Study finds that alcohol-programming outreach is important to women of color.
July 17, 2014. There has been very little research conducted on racial and ethnic disparities in the utilization of alcohol services and little known about whether such disparities also carry across genders. Sarah E. Zemore, a senior scientist at the Alcohol Research Group and the corresponding author of the study that assessed the combined impact of race/ethnicity and gender on alcohol services utilization, found lower service utilization among Latinos and Blacks, versus Whites, and women, versus men. Such lower utilization rates reveal the difficulty that ethnic minorities and non-English speakers have in accessing treatment services with female Black and Latina drinkers at a greater disadvantage. Read more.

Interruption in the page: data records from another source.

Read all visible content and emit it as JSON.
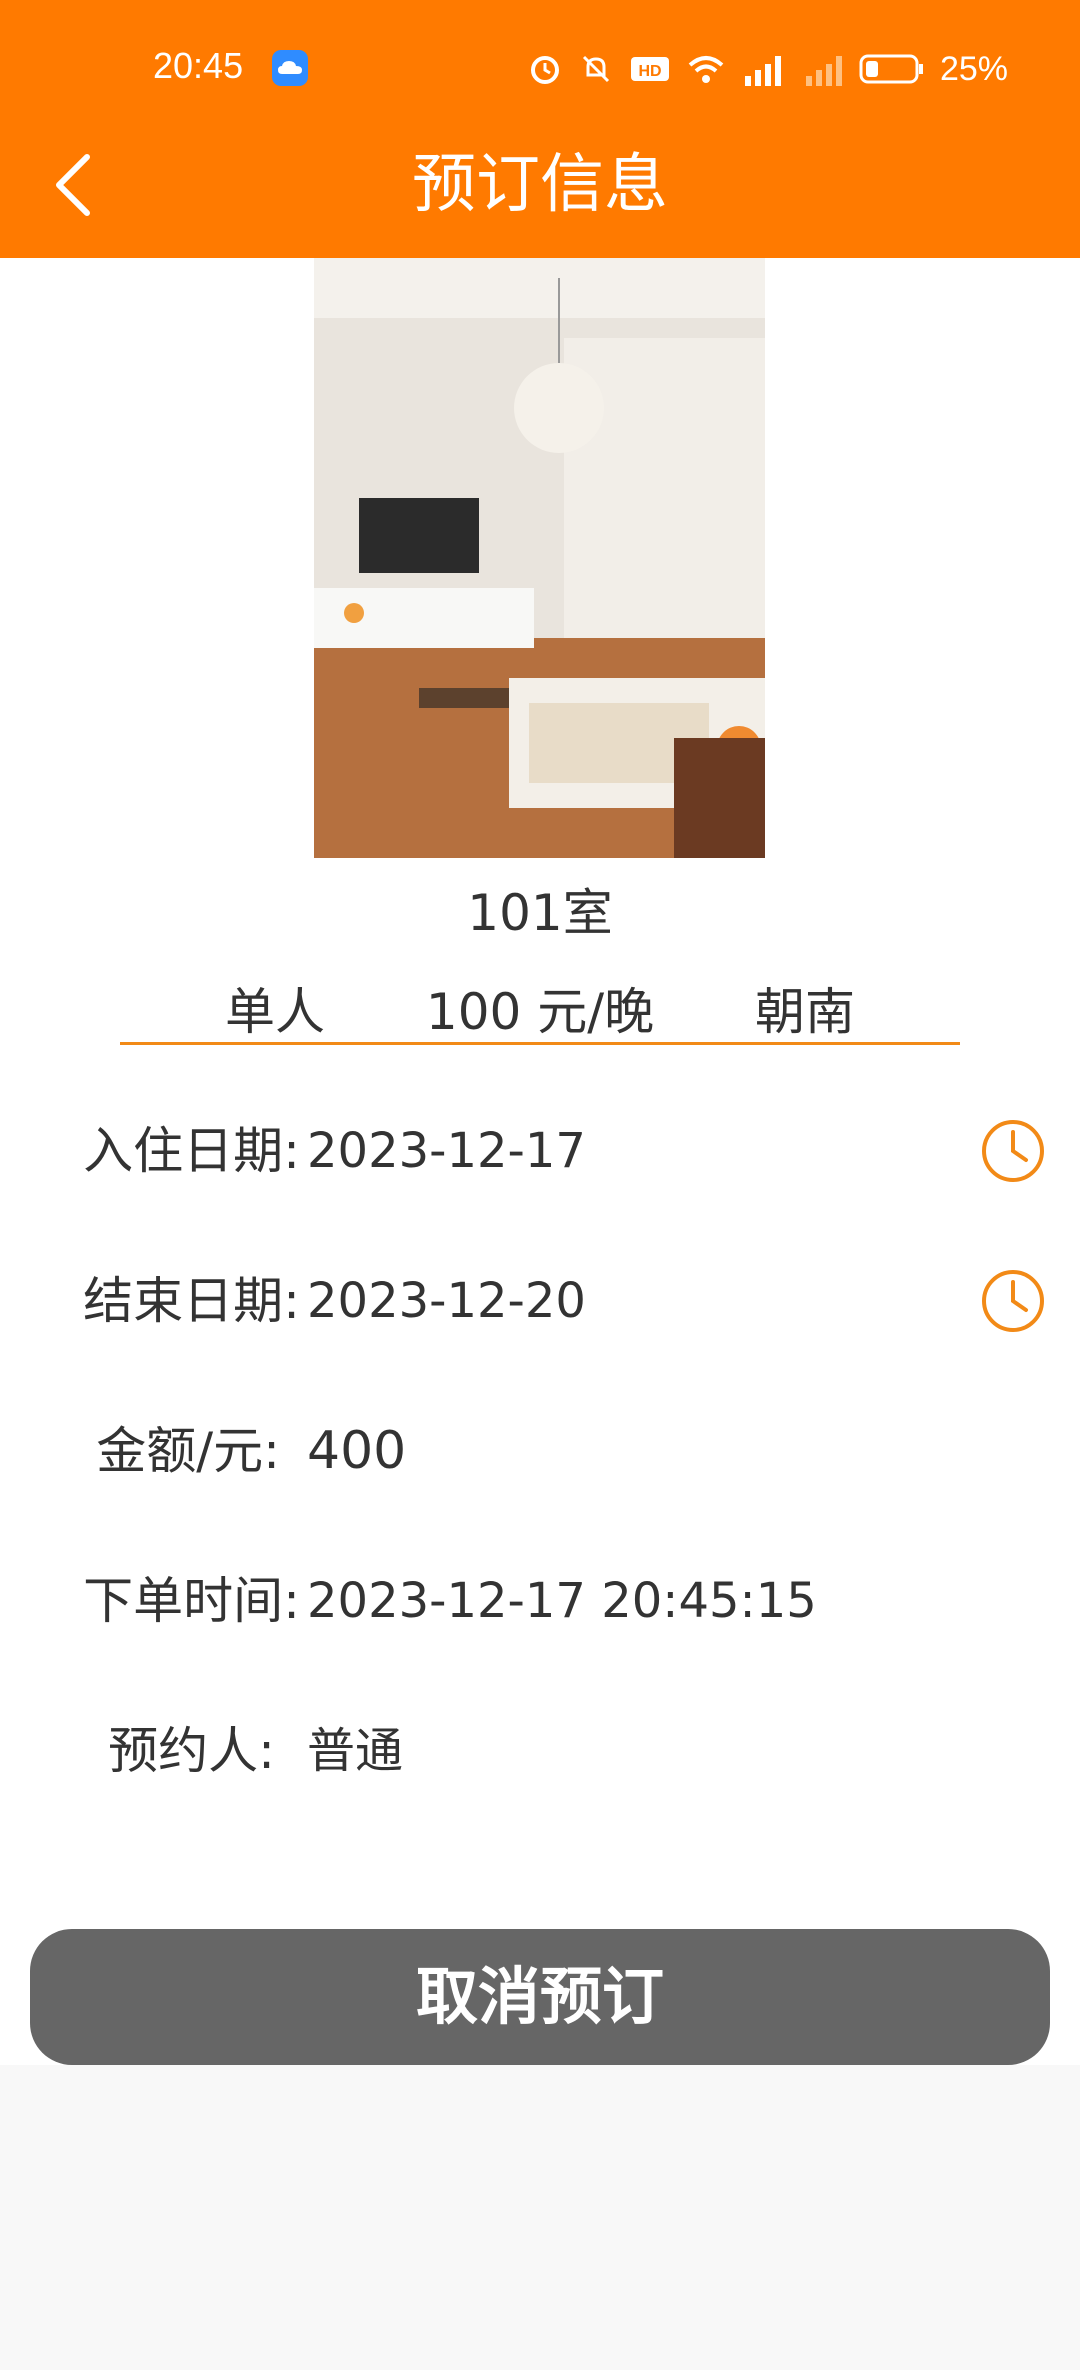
{
  "status_bar": {
    "time": "20:45",
    "battery": "25%",
    "icons": [
      "cloud-app-icon",
      "alarm-icon",
      "mute-icon",
      "hd-icon",
      "wifi-icon",
      "signal-4g-icon",
      "signal-icon",
      "battery-icon"
    ]
  },
  "header": {
    "title": "预订信息",
    "back_icon": "chevron-left-icon",
    "background": "#ff7a00"
  },
  "room": {
    "name": "101室",
    "type": "单人",
    "price": "100 元/晚",
    "orientation": "朝南",
    "photo": "living-room-photo"
  },
  "details": {
    "checkin_label": "入住日期:",
    "checkin_value": "2023-12-17",
    "checkout_label": "结束日期:",
    "checkout_value": "2023-12-20",
    "amount_label": "金额/元:",
    "amount_value": "400",
    "order_time_label": "下单时间:",
    "order_time_value": "2023-12-17 20:45:15",
    "booker_label": "预约人:",
    "booker_value": "普通"
  },
  "actions": {
    "cancel_label": "取消预订",
    "cancel_color": "#666666"
  },
  "colors": {
    "accent": "#ff7a00",
    "divider": "#f28a17"
  }
}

How Much Alcohol Is in Your Drink? Stronger Beers and Wines Make It Harder to Tell.
October 15, 2013. Consumers often don’t know how much alcohol they are actually drinking, according to “The Blurring of Alcohol Categories,” a new report from the Public Health Institute’s Alcohol Research Group (ARG) published by the National Alcoholic Beverage Control Association. Many new beer and wine products have increased alcohol content—blurring what were once clear lines between the alcohol content of beer, wine and spirits. Read more.
With problem drinking, where you live may matter.
October 9, 2012. Some people living in disadvantaged neighborhoods may be at increased risk of problem drinking—though much may depend on race and gender, according to a new study by Katherine Karriker-Jaffe, PhD. Read more.
Public Health Institute to Test New Treatment for Methamphetamine Addiction in Contra Costa County, California.
January 20, 2010. Methamphetamine use is rapidly increasing and reaching epidemic proportions in certain parts of the country such as the western United States. The addiction afflicts more than 400,000 people in the country and costs society more than $20 billion every year. To test how well a new treatment approach that uses Motivation Enhancement Therapy helps people quit using methamphetamine, researchers at the Alcohol Research Group (of the Public Health Institute) study more than 200 people who are or have recently been dependent on methamphetamine at an alcohol and drug treatment center in Lafayette, California. Read more.